August 25, 1992
“Why do I have to take ___________? It’s a dumb subject and there is no way I’ll ever use it.”
When my children offered such complaints regarding algebra or some other school subject, I sometimes advised them that they could be right — whatever data they learned in that undesirable class may never be of use to them — BUT the ability to reason through problems, even the discipline required to take and finish a difficult or “boring” subject, would be an asset contributing to their maturity. I doubt they were impressed.
Strange how I now have to follow my own advice. While preparing for my final semester at Bible college, I politely listened to the registrar tell me I “needed” two courses, two that I really do not think I will ever use and in a subject that does not interest me in the slightest. However, he convinced me my education was not “well-rounded” without them and said the discipline of taking them would be good for me. I was not impressed.
With so many subjects and disciplines to choose from these days, it is tempting to opt out of the boring or difficult ones. Students with specific career goals are certain which subjects are necessary for future needs. Yet even at that, life makes many demands. Can a person really be certain their educational priorities will be sufficient?
Solomon has been called the wisest of men and wrote many immensely valuable proverbs with insights into life’s important subjects.
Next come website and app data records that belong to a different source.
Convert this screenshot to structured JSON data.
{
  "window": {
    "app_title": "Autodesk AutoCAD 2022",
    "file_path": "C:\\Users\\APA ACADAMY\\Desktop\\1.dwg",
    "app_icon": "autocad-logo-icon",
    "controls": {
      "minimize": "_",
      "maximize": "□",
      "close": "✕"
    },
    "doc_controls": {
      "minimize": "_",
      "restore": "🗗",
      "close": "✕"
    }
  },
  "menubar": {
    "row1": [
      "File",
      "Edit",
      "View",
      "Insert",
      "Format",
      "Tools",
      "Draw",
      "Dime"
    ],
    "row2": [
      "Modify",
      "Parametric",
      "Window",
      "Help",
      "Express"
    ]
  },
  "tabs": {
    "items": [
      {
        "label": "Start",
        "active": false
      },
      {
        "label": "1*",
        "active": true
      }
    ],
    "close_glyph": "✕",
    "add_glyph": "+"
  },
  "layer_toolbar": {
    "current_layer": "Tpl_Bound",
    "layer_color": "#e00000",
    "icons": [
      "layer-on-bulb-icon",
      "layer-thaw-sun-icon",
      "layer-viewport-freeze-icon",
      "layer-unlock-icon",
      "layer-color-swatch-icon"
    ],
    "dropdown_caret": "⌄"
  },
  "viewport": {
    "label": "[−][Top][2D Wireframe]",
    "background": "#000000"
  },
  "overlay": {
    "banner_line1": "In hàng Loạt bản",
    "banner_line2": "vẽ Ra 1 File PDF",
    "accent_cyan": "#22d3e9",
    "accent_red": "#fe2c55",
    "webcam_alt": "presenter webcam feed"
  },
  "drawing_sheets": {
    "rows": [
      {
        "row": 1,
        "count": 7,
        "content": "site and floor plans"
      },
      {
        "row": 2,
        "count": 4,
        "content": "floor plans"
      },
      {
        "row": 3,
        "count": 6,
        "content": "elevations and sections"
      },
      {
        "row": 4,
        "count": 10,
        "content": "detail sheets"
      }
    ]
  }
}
One prudent piece of advice is that a wise person is first willing to learn: “A wise man will hear and increase learning and a man of understanding will attain wise counsel.” He adds, “Give instruction to a wise man, and he will be still wiser; teach a just man, and he will increase in learning” (1:5,9:9).
According to Solomon, all learning is good... but he goes on to say there is a definite priority topic for our concentration: “The fear of the LORD is the beginning of wisdom...”(9:10). In other words, before anyone can be wise, they need to fear God (fear meaning reverence, not terror).
The Bible says we do not automatically fear God but defy Him (something like algebra only more so) thus we have to learn this fear before we can even start learning how to be wise. It sounds like Solomon would put Fear of God 101 and Godly Wisdom 102 at the top of everyone’s curriculum!
But what is so valuable about wisdom (and learning how to fear God so we can have it)? For one thing, Solomon says it is necessary for solid, enduring homes: “Through wisdom a house is built, and by understanding it is established” (24:3).
Second, wisdom is protection against temptation, peer pressure, and immoral people: “When wisdom enters your heart, and knowledge is pleasant to your soul, discretion will preserve you; understanding will keep you, to deliver you from the way of evil, from the man who speaks perverse things... from the immoral woman, from the seductress who flatters with her words...”
Third, wisdom has more value than wealth or any other material possessions: “For wisdom is better than rubies, And all the things one may desire cannot be compared with her” (8:11). This is simply because wisdom brings choices that produce happiness. Solomon says: “Happy is the man who finds wisdom and the man who gains understanding” (3:13).
Solomon also warned that “only fools despise wisdom and instruction” (1:7). Not wanting to be a fool, I decided to take those two subjects I do not want to take. At the least, I will be “well-rounded” and who knows, God may use them to “increase learning” and even impart some wisdom — which would not hurt me in the slightest.